When we last spoke to photographer Eric Hart Jr he was studying at NYU’s Tisch School of the Arts and picking up commissions for the likes of i-D, Rolling Stone and Dior. Since then he has made it onto the Forbes 30 under 30 list, continued racking up work from big editorial clients, and just this month sees the UK release of his first photo book.
When I Think About Power, published by Damiani, presents 60 black and white portraits focusing on “the concept of power in relation to the queer Black experience”. “Work regarding identity is so important to the contemporary art world because we are living in such a time when identity is under the microscope,” Hart tells CR on why now felt like the right time for his book.
“Discussions and dialogue surrounding the nuances of identity are present now more than ever and art has always been a tool for processing and understanding what is going on in the world.
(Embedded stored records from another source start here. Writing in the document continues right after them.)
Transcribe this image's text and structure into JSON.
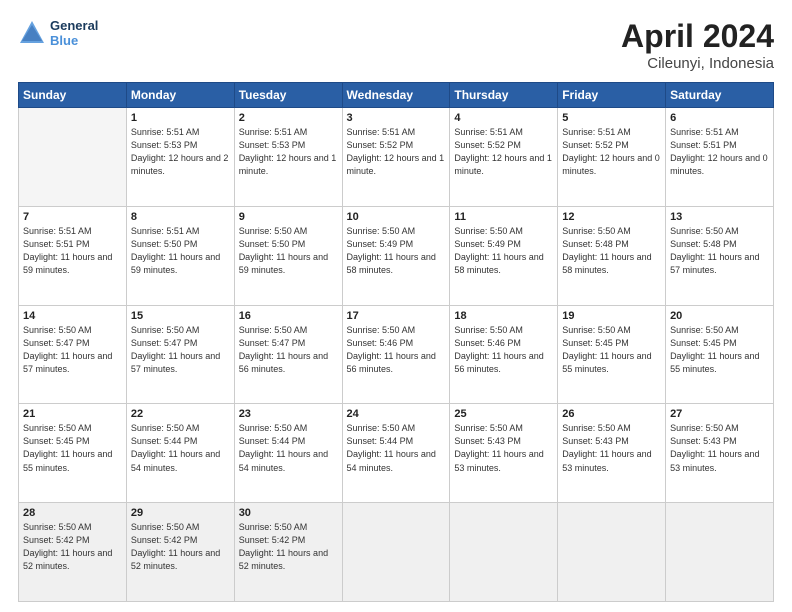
{
  "header": {
    "logo_line1": "General",
    "logo_line2": "Blue",
    "month_year": "April 2024",
    "location": "Cileunyi, Indonesia"
  },
  "days_of_week": [
    "Sunday",
    "Monday",
    "Tuesday",
    "Wednesday",
    "Thursday",
    "Friday",
    "Saturday"
  ],
  "weeks": [
    [
      {
        "day": "",
        "empty": true
      },
      {
        "day": "1",
        "sunrise": "5:51 AM",
        "sunset": "5:53 PM",
        "daylight": "12 hours and 2 minutes."
      },
      {
        "day": "2",
        "sunrise": "5:51 AM",
        "sunset": "5:53 PM",
        "daylight": "12 hours and 1 minute."
      },
      {
        "day": "3",
        "sunrise": "5:51 AM",
        "sunset": "5:52 PM",
        "daylight": "12 hours and 1 minute."
      },
      {
        "day": "4",
        "sunrise": "5:51 AM",
        "sunset": "5:52 PM",
        "daylight": "12 hours and 1 minute."
      },
      {
        "day": "5",
        "sunrise": "5:51 AM",
        "sunset": "5:52 PM",
        "daylight": "12 hours and 0 minutes."
      },
      {
        "day": "6",
        "sunrise": "5:51 AM",
        "sunset": "5:51 PM",
        "daylight": "12 hours and 0 minutes."
      }
    ],
    [
      {
        "day": "7",
        "sunrise": "5:51 AM",
        "sunset": "5:51 PM",
        "daylight": "11 hours and 59 minutes."
      },
      {
        "day": "8",
        "sunrise": "5:51 AM",
        "sunset": "5:50 PM",
        "daylight": "11 hours and 59 minutes."
      },
      {
        "day": "9",
        "sunrise": "5:50 AM",
        "sunset": "5:50 PM",
        "daylight": "11 hours and 59 minutes."
      },
      {
        "day": "10",
        "sunrise": "5:50 AM",
        "sunset": "5:49 PM",
        "daylight": "11 hours and 58 minutes."
      },
      {
        "day": "11",
        "sunrise": "5:50 AM",
        "sunset": "5:49 PM",
        "daylight": "11 hours and 58 minutes."
      },
      {
        "day": "12",
        "sunrise": "5:50 AM",
        "sunset": "5:48 PM",
        "daylight": "11 hours and 58 minutes."
      },
      {
        "day": "13",
        "sunrise": "5:50 AM",
        "sunset": "5:48 PM",
        "daylight": "11 hours and 57 minutes."
      }
    ],
    [
      {
        "day": "14",
        "sunrise": "5:50 AM",
        "sunset": "5:47 PM",
        "daylight": "11 hours and 57 minutes."
      },
      {
        "day": "15",
        "sunrise": "5:50 AM",
        "sunset": "5:47 PM",
        "daylight": "11 hours and 57 minutes."
      },
      {
        "day": "16",
        "sunrise": "5:50 AM",
        "sunset": "5:47 PM",
        "daylight": "11 hours and 56 minutes."
      },
      {
        "day": "17",
        "sunrise": "5:50 AM",
        "sunset": "5:46 PM",
        "daylight": "11 hours and 56 minutes."
      },
      {
        "day": "18",
        "sunrise": "5:50 AM",
        "sunset": "5:46 PM",
        "daylight": "11 hours and 56 minutes."
      },
      {
        "day": "19",
        "sunrise": "5:50 AM",
        "sunset": "5:45 PM",
        "daylight": "11 hours and 55 minutes."
      },
      {
        "day": "20",
        "sunrise": "5:50 AM",
        "sunset": "5:45 PM",
        "daylight": "11 hours and 55 minutes."
      }
    ],
    [
      {
        "day": "21",
        "sunrise": "5:50 AM",
        "sunset": "5:45 PM",
        "daylight": "11 hours and 55 minutes."
      },
      {
        "day": "22",
        "sunrise": "5:50 AM",
        "sunset": "5:44 PM",
        "daylight": "11 hours and 54 minutes."
      },
      {
        "day": "23",
        "sunrise": "5:50 AM",
        "sunset": "5:44 PM",
        "daylight": "11 hours and 54 minutes."
      },
      {
        "day": "24",
        "sunrise": "5:50 AM",
        "sunset": "5:44 PM",
        "daylight": "11 hours and 54 minutes."
      },
      {
        "day": "25",
        "sunrise": "5:50 AM",
        "sunset": "5:43 PM",
        "daylight": "11 hours and 53 minutes."
      },
      {
        "day": "26",
        "sunrise": "5:50 AM",
        "sunset": "5:43 PM",
        "daylight": "11 hours and 53 minutes."
      },
      {
        "day": "27",
        "sunrise": "5:50 AM",
        "sunset": "5:43 PM",
        "daylight": "11 hours and 53 minutes."
      }
    ],
    [
      {
        "day": "28",
        "sunrise": "5:50 AM",
        "sunset": "5:42 PM",
        "daylight": "11 hours and 52 minutes.",
        "last": true
      },
      {
        "day": "29",
        "sunrise": "5:50 AM",
        "sunset": "5:42 PM",
        "daylight": "11 hours and 52 minutes.",
        "last": true
      },
      {
        "day": "30",
        "sunrise": "5:50 AM",
        "sunset": "5:42 PM",
        "daylight": "11 hours and 52 minutes.",
        "last": true
      },
      {
        "day": "",
        "empty": true,
        "last": true
      },
      {
        "day": "",
        "empty": true,
        "last": true
      },
      {
        "day": "",
        "empty": true,
        "last": true
      },
      {
        "day": "",
        "empty": true,
        "last": true
      }
    ]
  ],
  "labels": {
    "sunrise": "Sunrise:",
    "sunset": "Sunset:",
    "daylight": "Daylight:"
  }
}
In the age of inclusion and representation, it’s important to have well-rounded, varying perspectives and make sure we are offering works that question how we can complicate our own representation even further to make sure this era of inclusion is not some sort of trend, but a new beginning.”
Hart also says he’s at a turning point in his life where he finally feels he’s standing on his own two feet. “I recently graduated and am existing as a full blown adult on my own,” he says. “Photography has been a catalyst for me learning how to understand the power within and becoming more comfortable in my own skin. So in just creating work that contributed to this journey, the book just naturally became what it is.”
The images range from 2019 to present day and the process of creating it brought about a sense of self-discovery for Hart. “The motivation to create was always there, this process has just given me the tools to recognise and verbalise it. I witnessed the growth of myself as an artist who is a critical thinker,” he reflects.
“Through the process of verbalising to my muses what I was trying to evoke through the lens, sitting down with respected mentors and photographers in critique, and even just questioning the things I attached to power, I’ve reached a place where I feel like I have a purpose with my camera.”
Looking at the images in a physical context also challenged Hart to think about how his images speak to one another. “Working on a book almost highlights elements of your work that could easily go overlooked,” he explains.
“I think as an artist, subconsciously there are parts of ourselves that exist in our work and seeing this body of images come together has allowed me to realise themes in my work that weren’t necessarily intentional.” The notion of touch and connection, for instance, is something that the photographer has come to realise is present throughout his work.
The freedom Hart has felt while working on the book has been one of its joys, and it’s shown him what he wants his photography to be: an exploration of the juxtaposition of power and vulnerability.
“I think my biggest takeaway from this journey has been learning that opposing forces can coexist in harmony. The work has opened me up to understand that power and vulnerability can inform one another, and that there is beauty in conflict as well as conflict in beauty,” explains Hart. “I think that’s what these frames showcase and now when I step away from the work I see these notions exemplified plenty in my life.”